:: GIVEN ENTRIES ::

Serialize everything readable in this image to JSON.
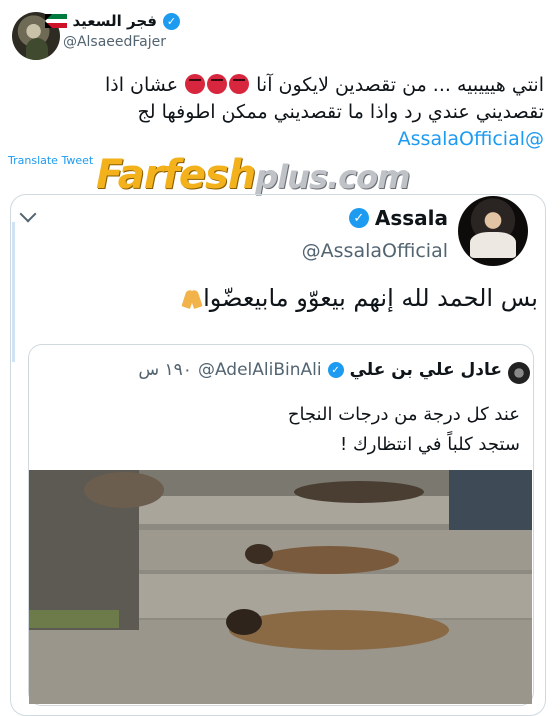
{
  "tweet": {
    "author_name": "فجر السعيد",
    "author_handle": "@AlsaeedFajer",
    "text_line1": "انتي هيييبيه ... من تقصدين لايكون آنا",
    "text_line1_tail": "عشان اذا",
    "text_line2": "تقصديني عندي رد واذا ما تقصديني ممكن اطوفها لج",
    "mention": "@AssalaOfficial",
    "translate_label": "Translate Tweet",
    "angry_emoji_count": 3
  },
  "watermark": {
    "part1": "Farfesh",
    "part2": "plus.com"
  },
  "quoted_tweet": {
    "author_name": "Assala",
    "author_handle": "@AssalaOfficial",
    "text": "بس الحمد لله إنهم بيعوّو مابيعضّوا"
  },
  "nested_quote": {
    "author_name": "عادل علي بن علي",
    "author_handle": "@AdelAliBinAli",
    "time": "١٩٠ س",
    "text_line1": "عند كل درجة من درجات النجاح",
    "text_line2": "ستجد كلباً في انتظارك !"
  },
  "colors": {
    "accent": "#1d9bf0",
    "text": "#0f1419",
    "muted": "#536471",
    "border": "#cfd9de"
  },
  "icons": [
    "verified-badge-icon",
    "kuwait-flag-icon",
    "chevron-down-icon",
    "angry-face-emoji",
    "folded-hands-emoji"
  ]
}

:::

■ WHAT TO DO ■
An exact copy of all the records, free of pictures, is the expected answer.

■ REPLY ■
Serialize everything readable in this image to JSON.
{
  "tweet": {
    "author_name": "فجر السعيد",
    "author_handle": "@AlsaeedFajer",
    "text_line1": "انتي هيييبيه ... من تقصدين لايكون آنا",
    "text_line1_tail": "عشان اذا",
    "text_line2": "تقصديني عندي رد واذا ما تقصديني ممكن اطوفها لج",
    "mention": "@AssalaOfficial",
    "translate_label": "Translate Tweet",
    "angry_emoji_count": 3
  },
  "watermark": {
    "part1": "Farfesh",
    "part2": "plus.com"
  },
  "quoted_tweet": {
    "author_name": "Assala",
    "author_handle": "@AssalaOfficial",
    "text": "بس الحمد لله إنهم بيعوّو مابيعضّوا"
  },
  "nested_quote": {
    "author_name": "عادل علي بن علي",
    "author_handle": "@AdelAliBinAli",
    "time": "١٩٠ س",
    "text_line1": "عند كل درجة من درجات النجاح",
    "text_line2": "ستجد كلباً في انتظارك !"
  },
  "colors": {
    "accent": "#1d9bf0",
    "text": "#0f1419",
    "muted": "#536471",
    "border": "#cfd9de"
  },
  "icons": [
    "verified-badge-icon",
    "kuwait-flag-icon",
    "chevron-down-icon",
    "angry-face-emoji",
    "folded-hands-emoji"
  ]
}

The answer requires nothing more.